Tackling India’s 'bare branches'

More research is needed to explore ways in which the crisis stemming from female adverse sex ratios and a surplus of bachelors can be handled and diffused.
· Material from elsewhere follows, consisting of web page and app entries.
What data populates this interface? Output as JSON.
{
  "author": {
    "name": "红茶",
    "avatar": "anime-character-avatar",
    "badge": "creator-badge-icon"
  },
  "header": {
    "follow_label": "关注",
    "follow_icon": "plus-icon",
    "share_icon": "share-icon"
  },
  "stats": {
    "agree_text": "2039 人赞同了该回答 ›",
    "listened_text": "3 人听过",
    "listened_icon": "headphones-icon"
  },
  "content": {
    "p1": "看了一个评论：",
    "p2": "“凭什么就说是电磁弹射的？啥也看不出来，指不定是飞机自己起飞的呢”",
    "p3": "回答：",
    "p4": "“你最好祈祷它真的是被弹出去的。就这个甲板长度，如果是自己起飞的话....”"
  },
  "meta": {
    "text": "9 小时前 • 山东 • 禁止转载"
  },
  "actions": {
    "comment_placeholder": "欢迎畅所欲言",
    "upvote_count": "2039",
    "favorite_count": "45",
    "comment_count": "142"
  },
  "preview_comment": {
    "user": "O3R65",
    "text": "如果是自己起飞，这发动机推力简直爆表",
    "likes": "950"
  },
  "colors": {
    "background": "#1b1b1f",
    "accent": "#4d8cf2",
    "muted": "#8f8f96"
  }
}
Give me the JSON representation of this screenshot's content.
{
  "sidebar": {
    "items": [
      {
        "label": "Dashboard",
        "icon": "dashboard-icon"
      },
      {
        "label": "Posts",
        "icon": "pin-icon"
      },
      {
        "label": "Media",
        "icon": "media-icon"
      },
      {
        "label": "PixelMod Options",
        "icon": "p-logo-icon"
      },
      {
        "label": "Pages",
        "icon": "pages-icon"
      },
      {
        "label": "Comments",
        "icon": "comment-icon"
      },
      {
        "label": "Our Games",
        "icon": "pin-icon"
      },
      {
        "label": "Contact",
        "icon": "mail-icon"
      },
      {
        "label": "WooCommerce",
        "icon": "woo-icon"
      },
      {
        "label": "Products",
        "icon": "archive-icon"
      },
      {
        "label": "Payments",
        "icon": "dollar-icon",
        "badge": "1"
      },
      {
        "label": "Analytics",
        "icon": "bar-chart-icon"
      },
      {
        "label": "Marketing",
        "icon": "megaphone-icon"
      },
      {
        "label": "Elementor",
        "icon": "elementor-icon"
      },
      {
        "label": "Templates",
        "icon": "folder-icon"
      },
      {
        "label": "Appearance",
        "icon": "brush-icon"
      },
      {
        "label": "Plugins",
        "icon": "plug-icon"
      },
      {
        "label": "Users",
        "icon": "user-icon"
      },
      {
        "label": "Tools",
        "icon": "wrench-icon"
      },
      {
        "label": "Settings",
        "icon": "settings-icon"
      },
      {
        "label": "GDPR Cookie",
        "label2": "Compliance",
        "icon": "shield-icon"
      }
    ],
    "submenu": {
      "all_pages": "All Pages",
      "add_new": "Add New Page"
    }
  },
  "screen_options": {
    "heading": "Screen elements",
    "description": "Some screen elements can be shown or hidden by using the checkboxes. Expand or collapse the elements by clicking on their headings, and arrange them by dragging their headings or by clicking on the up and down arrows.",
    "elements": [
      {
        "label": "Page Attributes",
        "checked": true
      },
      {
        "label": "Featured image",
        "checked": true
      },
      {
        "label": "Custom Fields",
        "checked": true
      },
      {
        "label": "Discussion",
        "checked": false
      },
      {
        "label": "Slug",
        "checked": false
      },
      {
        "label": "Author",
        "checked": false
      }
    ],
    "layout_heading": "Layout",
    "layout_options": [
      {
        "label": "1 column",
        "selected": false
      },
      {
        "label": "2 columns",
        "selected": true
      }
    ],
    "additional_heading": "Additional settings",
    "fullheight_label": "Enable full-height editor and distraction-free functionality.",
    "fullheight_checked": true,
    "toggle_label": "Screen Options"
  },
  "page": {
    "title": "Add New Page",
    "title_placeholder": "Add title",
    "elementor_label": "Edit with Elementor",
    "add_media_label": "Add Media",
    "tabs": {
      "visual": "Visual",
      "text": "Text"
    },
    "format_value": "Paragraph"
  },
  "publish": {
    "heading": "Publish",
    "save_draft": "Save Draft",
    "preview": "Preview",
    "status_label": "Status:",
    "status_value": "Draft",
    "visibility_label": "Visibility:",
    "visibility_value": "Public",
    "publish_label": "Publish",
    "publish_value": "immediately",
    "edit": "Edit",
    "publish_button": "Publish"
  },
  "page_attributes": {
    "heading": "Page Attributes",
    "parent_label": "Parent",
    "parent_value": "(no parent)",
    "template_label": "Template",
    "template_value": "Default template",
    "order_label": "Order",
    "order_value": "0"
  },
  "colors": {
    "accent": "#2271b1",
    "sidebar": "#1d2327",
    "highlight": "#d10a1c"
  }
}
Both China and India have recently been in the global eye for their adverse sex ratios. China’s one-child policy has landed it in dire straits with almost 19 extra boys for every girl with the future implication that there would be close to 30 million excess males by 2020. India is in somewhat better shape with around 13 extra boys per girl. While India’s overall figure of excess males in the marriage market would not be quite as worrisome as China’s, the concentration of these males in the North and northwestern regions of India raises similar concerns. Thus in 2011, in the states of Punjab, Haryana, Uttar Pradesh and Rajasthan, 76% of males between the ages of 20 and 24 were unmarried in comparison with 34% unmarried females (Census 2011 figures).
As is well known, these states of India (including Gujarat) have long histories of daughter elimination result ing in skewed sex ratios in the region. In the old days, this was achieved by practicing female infanticide or fatally neglecting girl children. The preference for male children ensured that missing girls were not a cause for concern to most families and to society at large. Although the Sikh religion banned the practice of ‘kudi-maar’ (daughter killing) as far back as the time of the first Guru, Nanak, the ban did not have much effect and the practice continued unabated.

Read the entire article at http://www.india-seminar.com/2015/665/665_ravinder_kaur.htm

Disclaimer:The opinions expressed within this article are the personal opinions of the author. IIT Delhi is not responsible for the accuracy, completeness, suitability, or validity of any information on this article. The information, facts or opinions appearing in the article do not reflect the views of IIT Delhi and IIT Delhi does not assume any responsibility or liability for the same.